A simple ‘thank you’ and effort to keep donors informed and engaged goes a very long way. People like to feel appreciated.
Gurgold volunteered after Hurricane Katrina and was extremely moved after an interaction with one woman.
“If you’re involved, you will be inspired. You can’t buy a feeling like that; you can only earn a feeling like that. You can only feel that inner peace when you know you did something good. And that appreciation, it’s just intangible; there is no money in the world that could buy you that feeling.”
All in all, leaving a legacy is fairly easy and something that anyone can do.
“The only thing that really inspires people at the end of the day is what you’re doing,” Whitesman said. “If your mission is worthy, you will attract donors. It’s not just telling a story, it’s telling your story.”
Karly is a rising senior at the University of Florida. In its second year, the Southwest Florida Community Foundation is partnering with University of Florida’s public interest communication program with the 2016 Florida Fellows. Funded by a donor who is supporting the paid summer fellowships for PR students, the Community Foundation embedded these students into nonprofit organizations the foundation has funded with a grant this past year in a continued effort to support the nonprofit, to provide the organization with resources and greater assistance in developing the organization’s messaging and storytelling.
About the Southwest Florida Community Foundation

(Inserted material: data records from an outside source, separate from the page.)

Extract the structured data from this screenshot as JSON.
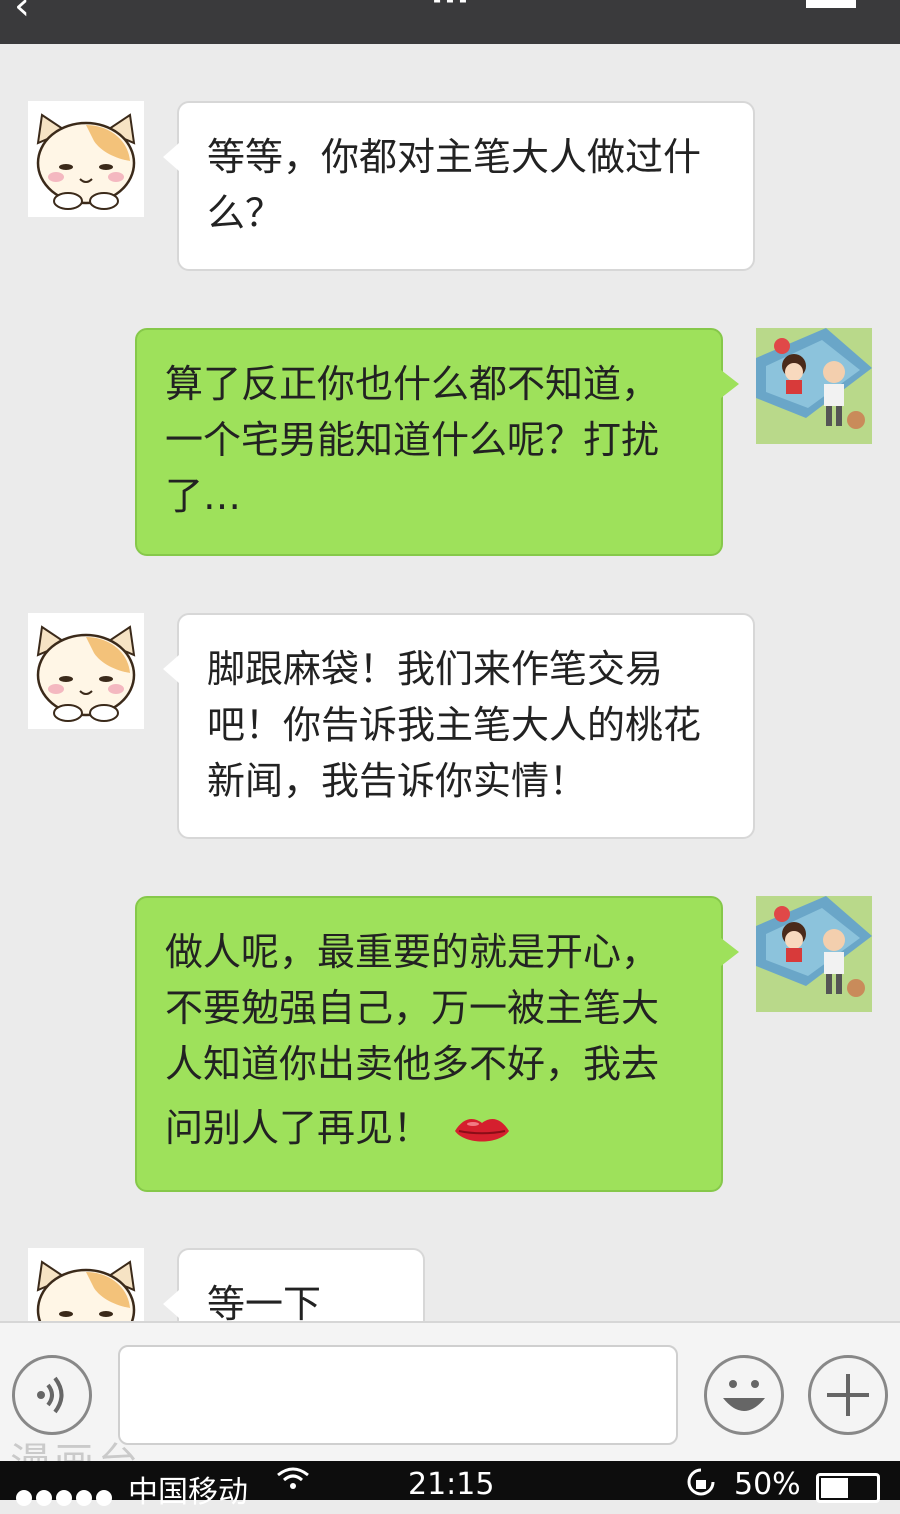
{
  "header": {
    "back_label": "‹",
    "title": "···"
  },
  "messages": [
    {
      "side": "left",
      "avatar": "cat-avatar",
      "lines": [
        "等等，你都对主笔大人做过什",
        "么？"
      ]
    },
    {
      "side": "right",
      "avatar": "picnic-avatar",
      "lines": [
        "算了反正你也什么都不知道，",
        "一个宅男能知道什么呢？打扰",
        "了…"
      ]
    },
    {
      "side": "left",
      "avatar": "cat-avatar",
      "lines": [
        "脚跟麻袋！我们来作笔交易",
        "吧！你告诉我主笔大人的桃花",
        "新闻，我告诉你实情！"
      ]
    },
    {
      "side": "right",
      "avatar": "picnic-avatar",
      "lines": [
        "做人呢，最重要的就是开心，",
        "不要勉强自己，万一被主笔大",
        "人知道你出卖他多不好，我去",
        "问别人了再见！"
      ],
      "emoji": "lips-emoji"
    },
    {
      "side": "left",
      "avatar": "cat-avatar",
      "lines": [
        "等一下啊…"
      ]
    }
  ],
  "input_bar": {
    "voice_icon": "voice-icon",
    "emoji_icon": "smiley-icon",
    "plus_icon": "plus-icon",
    "text_value": ""
  },
  "watermark": "漫画台",
  "status_bar": {
    "carrier": "中国移动",
    "time": "21:15",
    "battery": "50%",
    "battery_level": 0.5
  },
  "colors": {
    "sent_bubble": "#9ee15b",
    "received_bubble": "#ffffff",
    "background": "#ebebeb",
    "status_bar": "#0d0d0d"
  }
}
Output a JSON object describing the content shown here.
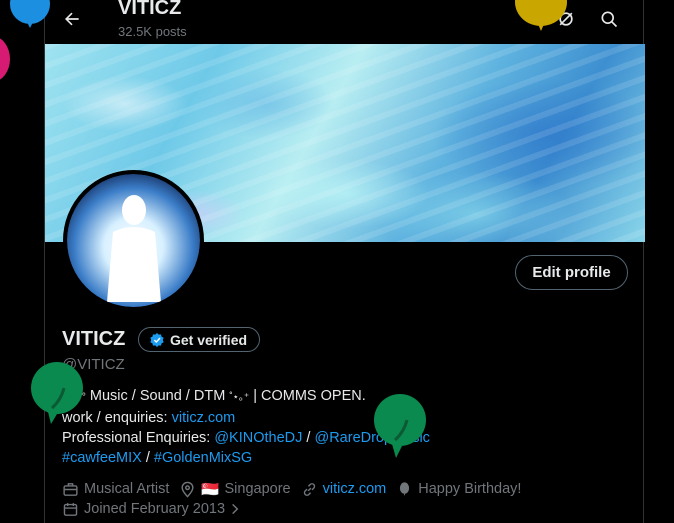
{
  "header": {
    "title": "VITICZ",
    "posts": "32.5K posts"
  },
  "profile": {
    "edit_label": "Edit profile",
    "name": "VITICZ",
    "verify_label": "Get verified",
    "handle": "@VITICZ"
  },
  "bio": {
    "line1_a": "⁺˚⋆｡°",
    "line1_b": " Music / Sound / DTM ",
    "line1_c": "˚⋆｡⁺",
    "line1_d": " | COMMS OPEN.",
    "line2_prefix": "work / enquiries: ",
    "line2_link": "viticz.com",
    "line3_prefix": "Professional Enquiries: ",
    "line3_link1": "@KINOtheDJ",
    "line3_sep": " / ",
    "line3_link2": "@RareDropMusic",
    "line4_link1": "#cawfeeMIX",
    "line4_sep": " / ",
    "line4_link2": "#GoldenMixSG"
  },
  "meta": {
    "category": "Musical Artist",
    "flag": "🇸🇬",
    "location": "Singapore",
    "website": "viticz.com",
    "birthday": "Happy Birthday!",
    "joined": "Joined February 2013"
  },
  "colors": {
    "accent": "#1d9bf0",
    "muted": "#71767b",
    "balloon_green": "#0a8a4e",
    "balloon_yellow": "#c9a600",
    "balloon_blue": "#1d8fe0",
    "balloon_pink": "#d81b72"
  }
}
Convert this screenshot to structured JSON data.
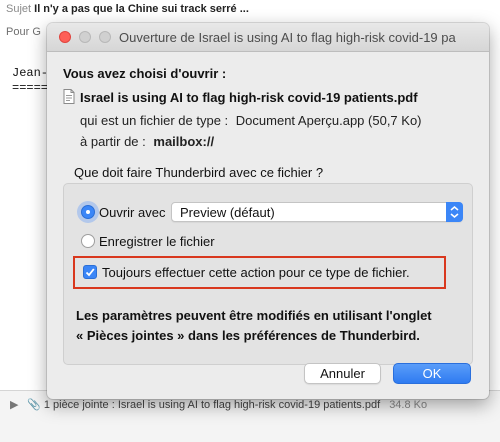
{
  "background": {
    "subject_label": "Sujet",
    "subject_value": "Il n'y a pas que la Chine sui track serré ...",
    "for_label": "Pour",
    "for_value": "G",
    "body_line": "Jean-l",
    "body_rule": "=======",
    "attachment_text": "1 pièce jointe : Israel is using AI to flag high-risk covid-19 patients.pdf",
    "attachment_size": "34.8 Ko"
  },
  "dialog": {
    "title": "Ouverture de Israel is using AI to flag high-risk covid-19 pa",
    "heading": "Vous avez choisi d'ouvrir :",
    "filename": "Israel is using AI to flag high-risk covid-19 patients.pdf",
    "type_label": "qui est un fichier de type :",
    "type_value": "Document Aperçu.app (50,7 Ko)",
    "from_label": "à partir de :",
    "from_value": "mailbox://",
    "question": "Que doit faire Thunderbird avec ce fichier ?",
    "open_with_label": "Ouvrir avec",
    "open_with_selected": "Preview (défaut)",
    "save_label": "Enregistrer le fichier",
    "always_label": "Toujours effectuer cette action pour ce type de fichier.",
    "note_line1": "Les paramètres peuvent être modifiés en utilisant l'onglet",
    "note_line2": "« Pièces jointes » dans les préférences de Thunderbird.",
    "cancel_label": "Annuler",
    "ok_label": "OK"
  },
  "colors": {
    "accent": "#3b86f7",
    "highlight_border": "#d9381e",
    "close_button": "#fe5f57"
  },
  "state": {
    "selected_action": "open_with",
    "always_checked": true
  }
}
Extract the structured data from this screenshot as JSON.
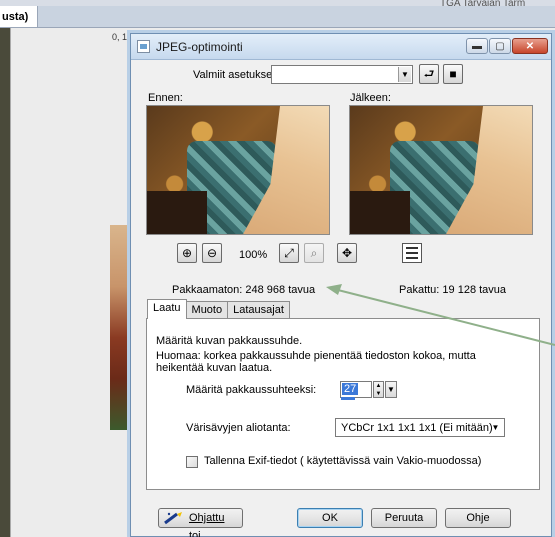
{
  "background_app": {
    "tab_label": "usta)",
    "top_right_text": "TGA Tarvajan Tarm",
    "ruler_label": "0, 1"
  },
  "dialog": {
    "title": "JPEG-optimointi",
    "presets_label": "Valmiit asetukset:",
    "presets_value": "",
    "before_label": "Ennen:",
    "after_label": "Jälkeen:",
    "zoom_percent": "100%",
    "uncompressed": "Pakkaamaton:  248 968 tavua",
    "compressed": "Pakattu: 19 128 tavua",
    "tabs": [
      {
        "label": "Laatu",
        "active": true
      },
      {
        "label": "Muoto",
        "active": false
      },
      {
        "label": "Latausajat",
        "active": false
      }
    ],
    "quality": {
      "description": "Määritä kuvan pakkaussuhde.",
      "note": "Huomaa: korkea pakkaussuhde pienentää tiedoston kokoa, mutta heikentää kuvan laatua.",
      "ratio_label": "Määritä pakkaussuhteeksi:",
      "ratio_value": "27",
      "subsampling_label": "Värisävyjen aliotanta:",
      "subsampling_value": "YCbCr  1x1  1x1  1x1  (Ei mitään)",
      "exif_label": "Tallenna Exif-tiedot ( käytettävissä vain Vakio-muodossa)",
      "exif_checked": false
    },
    "buttons": {
      "wizard": "Ohjattu toi...",
      "ok": "OK",
      "cancel": "Peruuta",
      "help": "Ohje"
    }
  }
}
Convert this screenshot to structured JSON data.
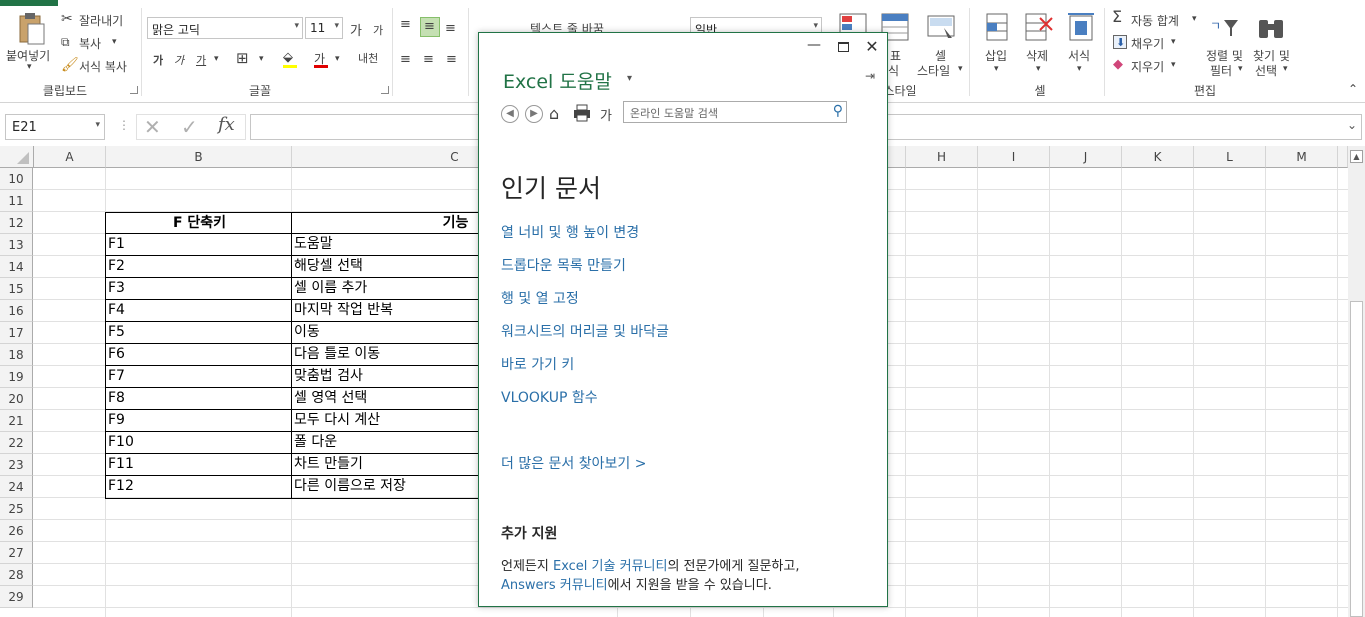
{
  "ribbon": {
    "clipboard": {
      "paste": "붙여넣기",
      "cut": "잘라내기",
      "copy": "복사",
      "format_painter": "서식 복사",
      "group": "클립보드"
    },
    "font": {
      "name": "맑은 고딕",
      "size": "11",
      "increase": "가",
      "decrease": "가",
      "bold": "가",
      "italic": "가",
      "underline": "가",
      "font_color": "가",
      "phonetic": "내천",
      "group": "글꼴"
    },
    "alignment": {
      "wrap_text": "텍스트 줄 바꿈"
    },
    "number": {
      "format": "일반"
    },
    "styles": {
      "cond_partial": "표",
      "format_table_partial": "식",
      "cell_styles_1": "셀",
      "cell_styles_2": "스타일",
      "group": "스타일"
    },
    "cells": {
      "insert": "삽입",
      "delete": "삭제",
      "format": "서식",
      "group": "셀"
    },
    "editing": {
      "autosum": "자동 합계",
      "fill": "채우기",
      "clear": "지우기",
      "sort_1": "정렬 및",
      "sort_2": "필터",
      "find_1": "찾기 및",
      "find_2": "선택",
      "group": "편집"
    }
  },
  "formula_bar": {
    "name_box": "E21",
    "fx": "fx",
    "content": ""
  },
  "columns": [
    "A",
    "B",
    "C",
    "H",
    "I",
    "J",
    "K",
    "L",
    "M"
  ],
  "rows": [
    "10",
    "11",
    "12",
    "13",
    "14",
    "15",
    "16",
    "17",
    "18",
    "19",
    "20",
    "21",
    "22",
    "23",
    "24",
    "25",
    "26",
    "27",
    "28",
    "29"
  ],
  "table": {
    "headers": [
      "F 단축키",
      "기능"
    ],
    "rows": [
      [
        "F1",
        "도움말"
      ],
      [
        "F2",
        "해당셀 선택"
      ],
      [
        "F3",
        "셀 이름 추가"
      ],
      [
        "F4",
        "마지막 작업 반복"
      ],
      [
        "F5",
        "이동"
      ],
      [
        "F6",
        "다음 틀로 이동"
      ],
      [
        "F7",
        "맞춤법 검사"
      ],
      [
        "F8",
        "셀 영역 선택"
      ],
      [
        "F9",
        "모두 다시 계산"
      ],
      [
        "F10",
        "폴 다운"
      ],
      [
        "F11",
        "차트 만들기"
      ],
      [
        "F12",
        "다른 이름으로 저장"
      ]
    ]
  },
  "help": {
    "title": "Excel 도움말",
    "search_placeholder": "온라인 도움말 검색",
    "heading": "인기 문서",
    "links": [
      "열 너비 및 행 높이 변경",
      "드롭다운 목록 만들기",
      "행 및 열 고정",
      "워크시트의 머리글 및 바닥글",
      "바로 가기 키",
      "VLOOKUP 함수"
    ],
    "more": "더 많은 문서 찾아보기 >",
    "support_heading": "추가 지원",
    "support_pre": "언제든지 ",
    "support_link1": "Excel 기술 커뮤니티",
    "support_mid": "의 전문가에게 질문하고,",
    "support_link2": "Answers 커뮤니티",
    "support_post": "에서 지원을 받을 수 있습니다."
  },
  "colors": {
    "accent": "#217346",
    "link": "#2a6fa8"
  }
}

As leaders, conveners, grant makers and concierges of philanthropy, the Southwest Florida Community Foundation is a foundation built on community leadership with an inspired history of fostering regional change for the common good in Lee, Collier, Charlotte, Hendry and Glades counties. The Community Foundation, founded in 1976, connects donors and their philanthropic aspirations with evolving community needs. With assets of more than $93 million, the Community Foundation has provided more than $63 million in grants and scholarships to the communities it serves. Last year, it granted more than $3.2 million to nonprofit organizations supporting education, animal welfare, arts, healthcare and human services, as well as provided regional community impact grants and scholarship grants.